Kerry Sees Common Ground with Tehran's Barbaric Terror Regime
On June 25, 1996, the government of Iran and its Hezbollah terror wing, almost certainly with assistance from al Qaeda, bombed the American Air Force dormitory at the Khobar Towers complex in Dhahran, Saudi Arabia – killing 18 U.S. airmen (nearly 400 people, including many Americans, were wounded). Based on overwhelming evidence, a federal judge later concluded that, among other aspects of Iranian orchestration, “the terrorist attack on the Khobar Towers was approved by Ayatollah Khameini, the Supreme Leader of Iran[.]”
It is furthermore worth bearing in mind that the aforementioned Iran-trained Saif al-Adel helped build al Qaeda’s cells in Saudi Arabia. He also built its cells in Yemen, where the U.S.S. Cole was bombed on October 12, 2000, killing 17 American sailors. And … Adel trained some of the 9/11 suicide-hijackers.
That may be far from the limit of Iran’s connection to the latter atrocities, in which nearly 3000 Americans were killed. As the 9/11 Commission summed up the state of play:
[T]here is strong evidence that Iran facilitated the transit of al Qaeda members into and out of Afghanistan before 9/11, and that some of these were future 9/11 hijackers. There also is circumstantial evidence that senior Hezbollah operatives were closely tracking the travel of some of these future muscle hijackers into Iran in November 2000.
Remarkably, in its never-ending quest for a grand diplomatic deal with America’s enemies in Iran, our government has never followed up with a searching public investigation into Iran’s apparent (or, at the very least, potential) complicity in 9/11 – notwithstanding that Tehran gave safe harbor to top al Qaeda operatives who fled Afghanistan following the U.S. military invasion there. With many in Congress alarmed by the Obama administration’s give-away-the-store approach to negotiations, one wonders why this stone remains unturned.
Iran, moreover, has fueled the anti-American jihadist insurgencies in both Afghanistan and Iraq. Among attacks too numerous to list here, that includes the execution style murders of five American troops in Karbala on January 20, 2007. The Karbala massacre was engineered by Ali Mussa Daqduq, a Hezbollah commander who trained a network of Iran-sponsored jihadist cells. To this day, that network continues to operate in Iraq. In late 2011, while our nation turned its holiday attention away from Washington, the Obama administration quietly transferred Daqduq to Iraqi custody, well aware that this would result in his being freed to return to Lebanon and more Hezbollah dirty work.

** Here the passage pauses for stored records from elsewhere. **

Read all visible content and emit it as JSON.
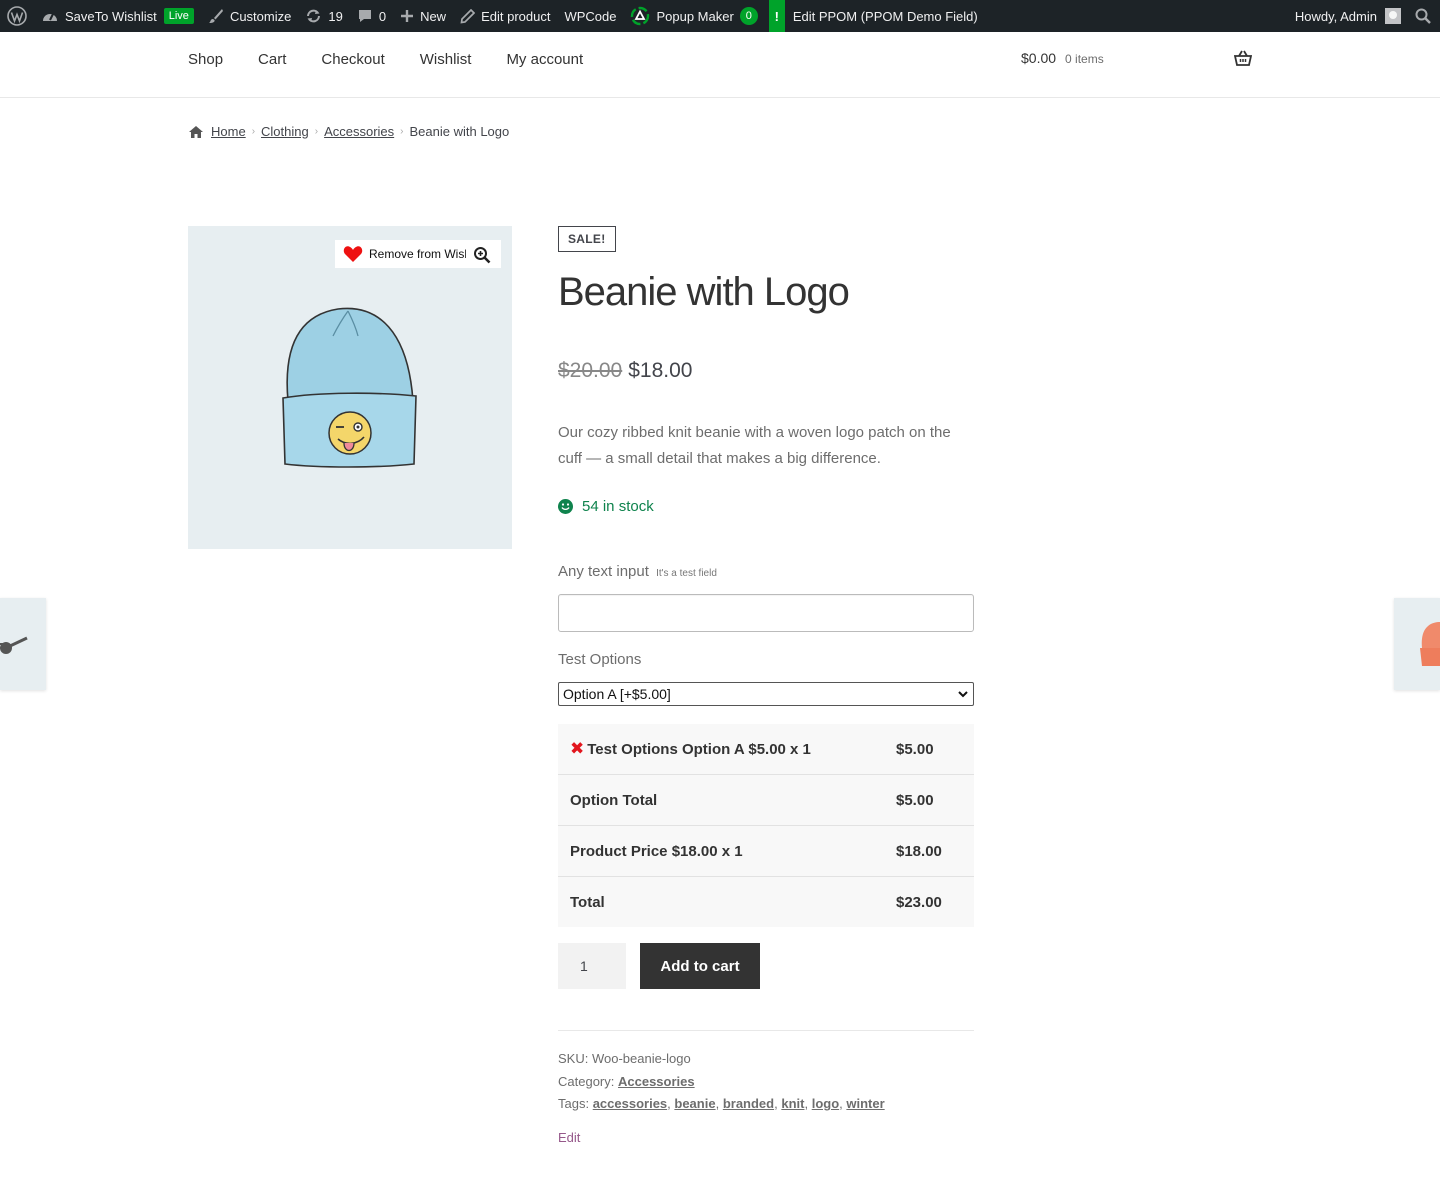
{
  "adminbar": {
    "site_name": "SaveTo Wishlist",
    "live_badge": "Live",
    "customize": "Customize",
    "updates_count": "19",
    "comments_count": "0",
    "new_label": "New",
    "edit_product": "Edit product",
    "wpcode": "WPCode",
    "popup_maker": "Popup Maker",
    "popup_count": "0",
    "ppom_flag": "!",
    "edit_ppom": "Edit PPOM (PPOM Demo Field)",
    "howdy": "Howdy, Admin"
  },
  "nav": {
    "items": [
      "Shop",
      "Cart",
      "Checkout",
      "Wishlist",
      "My account"
    ],
    "cart_total": "$0.00",
    "cart_items": "0 items"
  },
  "breadcrumb": {
    "home": "Home",
    "clothing": "Clothing",
    "accessories": "Accessories",
    "current": "Beanie with Logo"
  },
  "gallery": {
    "wishlist_label": "Remove from Wishlist"
  },
  "product": {
    "sale_badge": "SALE!",
    "title": "Beanie with Logo",
    "old_price": "$20.00",
    "price": "$18.00",
    "description": "Our cozy ribbed knit beanie with a woven logo patch on the cuff — a small detail that makes a big difference.",
    "stock": "54 in stock",
    "text_field_label": "Any text input",
    "text_field_hint": "It's a test field",
    "text_field_value": "",
    "options_label": "Test Options",
    "options_selected": "Option A [+$5.00]",
    "price_table": [
      {
        "label": "Test Options Option A $5.00 x 1",
        "amount": "$5.00"
      },
      {
        "label": "Option Total",
        "amount": "$5.00"
      },
      {
        "label": "Product Price $18.00 x 1",
        "amount": "$18.00"
      },
      {
        "label": "Total",
        "amount": "$23.00"
      }
    ],
    "quantity": "1",
    "add_to_cart": "Add to cart",
    "sku_label": "SKU:",
    "sku": "Woo-beanie-logo",
    "category_label": "Category:",
    "category": "Accessories",
    "tags_label": "Tags:",
    "tags": [
      "accessories",
      "beanie",
      "branded",
      "knit",
      "logo",
      "winter"
    ],
    "edit": "Edit"
  },
  "colors": {
    "adminbar_bg": "#1d2327",
    "accent_green": "#00a32a",
    "stock_green": "#0f834d",
    "button_dark": "#333333",
    "remove_red": "#e2161e",
    "edit_purple": "#96588a"
  },
  "icons": [
    "wordpress-icon",
    "dashboard-icon",
    "brush-icon",
    "refresh-icon",
    "comment-icon",
    "plus-icon",
    "pencil-icon",
    "popup-maker-icon",
    "search-icon",
    "basket-icon",
    "home-icon",
    "heart-icon",
    "zoom-icon",
    "smile-icon",
    "close-icon",
    "chevron-down-icon"
  ]
}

Secretary Kerry studiously ignored this history in making his offensive claim that the United States and Iran share a bond and common concerns when it comes to being targeted by violent jihadists, including al Qaeda. He also ignored the most recent compilation his own department has published on state sponsors of terrorism. The State Department report begins this way:

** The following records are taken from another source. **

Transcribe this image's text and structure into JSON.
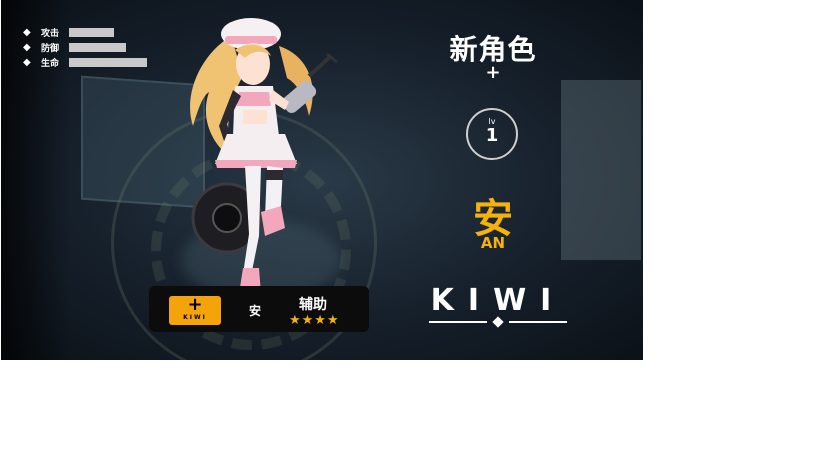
{
  "stats": [
    {
      "label": "攻击",
      "level": 0.3
    },
    {
      "label": "防御",
      "level": 0.38
    },
    {
      "label": "生命",
      "level": 0.52
    }
  ],
  "right_panel": {
    "title": "新角色",
    "add_symbol": "+",
    "level_label": "lv",
    "level_value": "1",
    "character_name_cn": "安",
    "character_name_en": "AN",
    "logo_text": "KIWI"
  },
  "info_bar": {
    "add_button_symbol": "+",
    "add_button_caption": "KIWI",
    "character_name": "安",
    "role": "辅助",
    "stars": "★★★★",
    "star_rating": 4
  },
  "colors": {
    "accent": "#f5b20d",
    "button": "#f5a30a",
    "stat_bar": "#c9c9c9",
    "character_pink": "#f2a7bd",
    "character_hair": "#f0c373"
  },
  "icons": [
    "diamond-bullet-icon",
    "plus-icon",
    "star-icon"
  ]
}
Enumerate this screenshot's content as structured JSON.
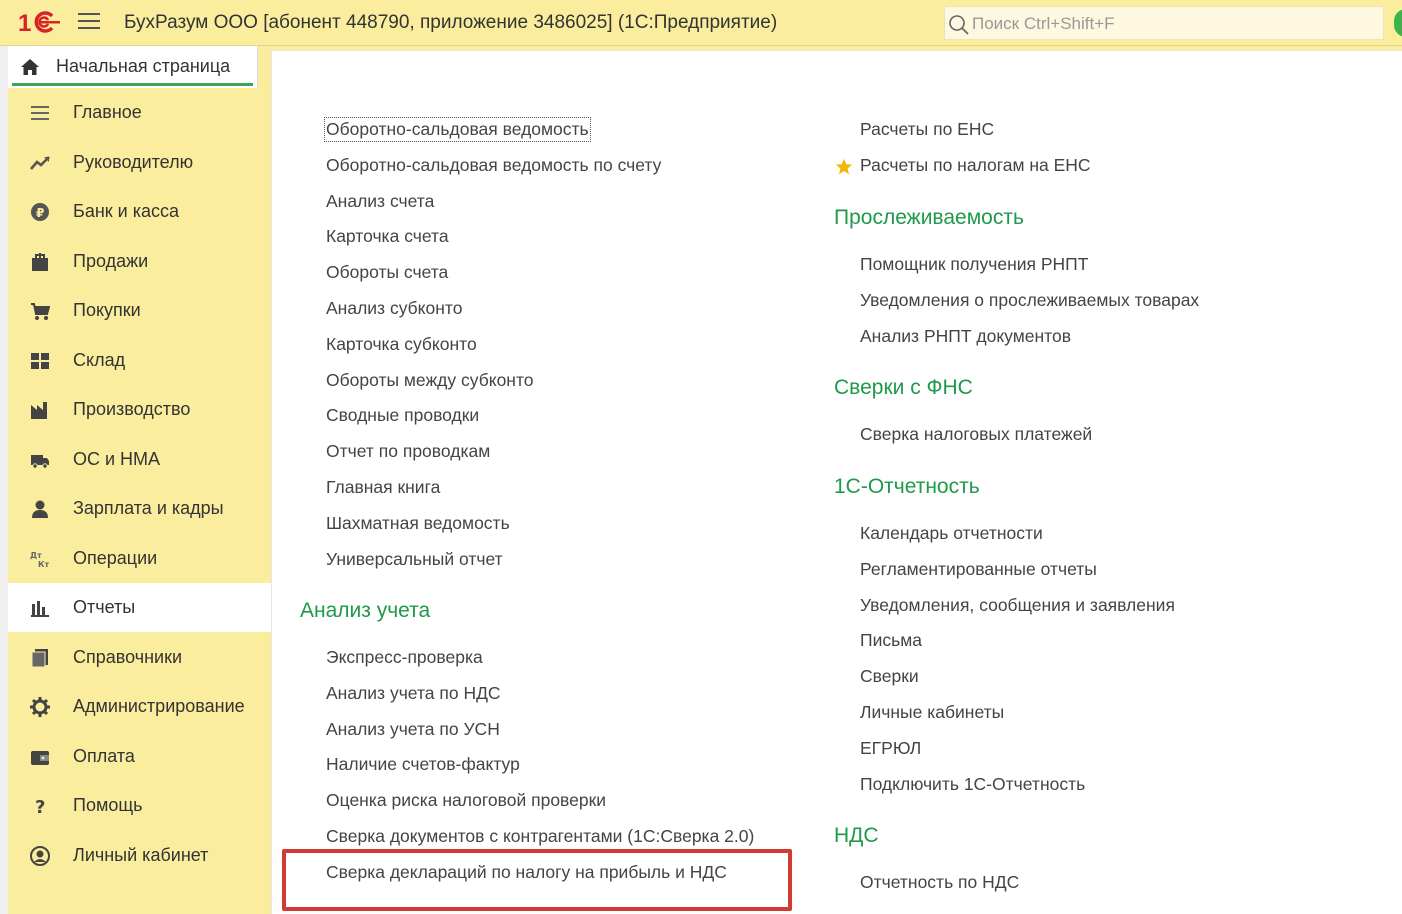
{
  "titlebar": {
    "app_title": "БухРазум ООО [абонент 448790, приложение 3486025]  (1С:Предприятие)",
    "search_placeholder": "Поиск Ctrl+Shift+F"
  },
  "home_tab": {
    "label": "Начальная страница"
  },
  "sidebar": {
    "items": [
      {
        "label": "Главное",
        "icon": "menu-lines-icon"
      },
      {
        "label": "Руководителю",
        "icon": "trend-chart-icon"
      },
      {
        "label": "Банк и касса",
        "icon": "ruble-coin-icon"
      },
      {
        "label": "Продажи",
        "icon": "shopping-bag-icon"
      },
      {
        "label": "Покупки",
        "icon": "cart-icon"
      },
      {
        "label": "Склад",
        "icon": "warehouse-grid-icon"
      },
      {
        "label": "Производство",
        "icon": "factory-icon"
      },
      {
        "label": "ОС и НМА",
        "icon": "truck-icon"
      },
      {
        "label": "Зарплата и кадры",
        "icon": "person-icon"
      },
      {
        "label": "Операции",
        "icon": "dt-kt-icon"
      },
      {
        "label": "Отчеты",
        "icon": "bar-chart-icon"
      },
      {
        "label": "Справочники",
        "icon": "books-icon"
      },
      {
        "label": "Администрирование",
        "icon": "gear-icon"
      },
      {
        "label": "Оплата",
        "icon": "wallet-icon"
      },
      {
        "label": "Помощь",
        "icon": "question-icon"
      },
      {
        "label": "Личный кабинет",
        "icon": "user-circle-icon"
      }
    ],
    "active_index": 10
  },
  "left_column": {
    "links": [
      "Оборотно-сальдовая ведомость",
      "Оборотно-сальдовая ведомость по счету",
      "Анализ счета",
      "Карточка счета",
      "Обороты счета",
      "Анализ субконто",
      "Карточка субконто",
      "Обороты между субконто",
      "Сводные проводки",
      "Отчет по проводкам",
      "Главная книга",
      "Шахматная ведомость",
      "Универсальный отчет"
    ],
    "analysis": {
      "heading": "Анализ учета",
      "links": [
        "Экспресс-проверка",
        "Анализ учета по НДС",
        "Анализ учета по УСН",
        "Наличие счетов-фактур",
        "Оценка риска налоговой проверки",
        "Сверка документов с контрагентами (1С:Сверка 2.0)",
        "Сверка деклараций по налогу на прибыль и НДС"
      ]
    }
  },
  "right_column": {
    "ens_links": [
      "Расчеты по ЕНС",
      "Расчеты по налогам на ЕНС"
    ],
    "traceability": {
      "heading": "Прослеживаемость",
      "links": [
        "Помощник получения РНПТ",
        "Уведомления о прослеживаемых товарах",
        "Анализ РНПТ документов"
      ]
    },
    "fns": {
      "heading": "Сверки с ФНС",
      "links": [
        "Сверка налоговых платежей"
      ]
    },
    "reporting": {
      "heading": "1С-Отчетность",
      "links": [
        "Календарь отчетности",
        "Регламентированные отчеты",
        "Уведомления, сообщения и заявления",
        "Письма",
        "Сверки",
        "Личные кабинеты",
        "ЕГРЮЛ",
        "Подключить 1С-Отчетность"
      ]
    },
    "vat": {
      "heading": "НДС",
      "links": [
        "Отчетность по НДС"
      ]
    }
  },
  "colors": {
    "panel": "#fbed9e",
    "heading": "#1e9a4a",
    "highlight_box": "#d23a33"
  }
}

Designated as a State Sponsor of Terrorism in 1984, Iran increased its terrorist-related activity, including attacks or attempted attacks in India, Thailand, Georgia, and Kenya. Iran provided financial, material, and logistical support for terrorist and militant groups in the Middle East and Central Asia. Iran used the Islamic Revolutionary Guard Corps-Qods Force (IRGC-QF) and militant groups to implement foreign policy goals, provide cover for intelligence operations, and stir up instability in the Middle East. The IRGC-QF is the regime’s primary mechanism for cultivating and supporting terrorists abroad.
The report goes on to implicate Iran in a plot to murder Saudi Arabia’s ambassador to the United States; the training of Taliban elements waging a jihadist war against American troops in Afghanistan; the arming and training of Shiite terror cells in Iraq; the wholesale support (funds, weapons, training) of the Assad regime in Syria (also a state sponsor of terrorism); the ramping up of military capabilities of terrorists in Yemen; and the harboring of al Qaeda.
In late 2005, when he was among the leading Senate Democrats to join the hard Left’s campaign against the American war effort in Iraq, John Kerry slandered U.S. troops: accusing them of “terrorizing” Iraqi women and children. Now, when Kerry looks at the jihadist regime in Iran – actual terrorists who have for three decades made mass-murder their tactic of choice in both foreign and domestic policy – his reaction is empathy.
What a disgrace.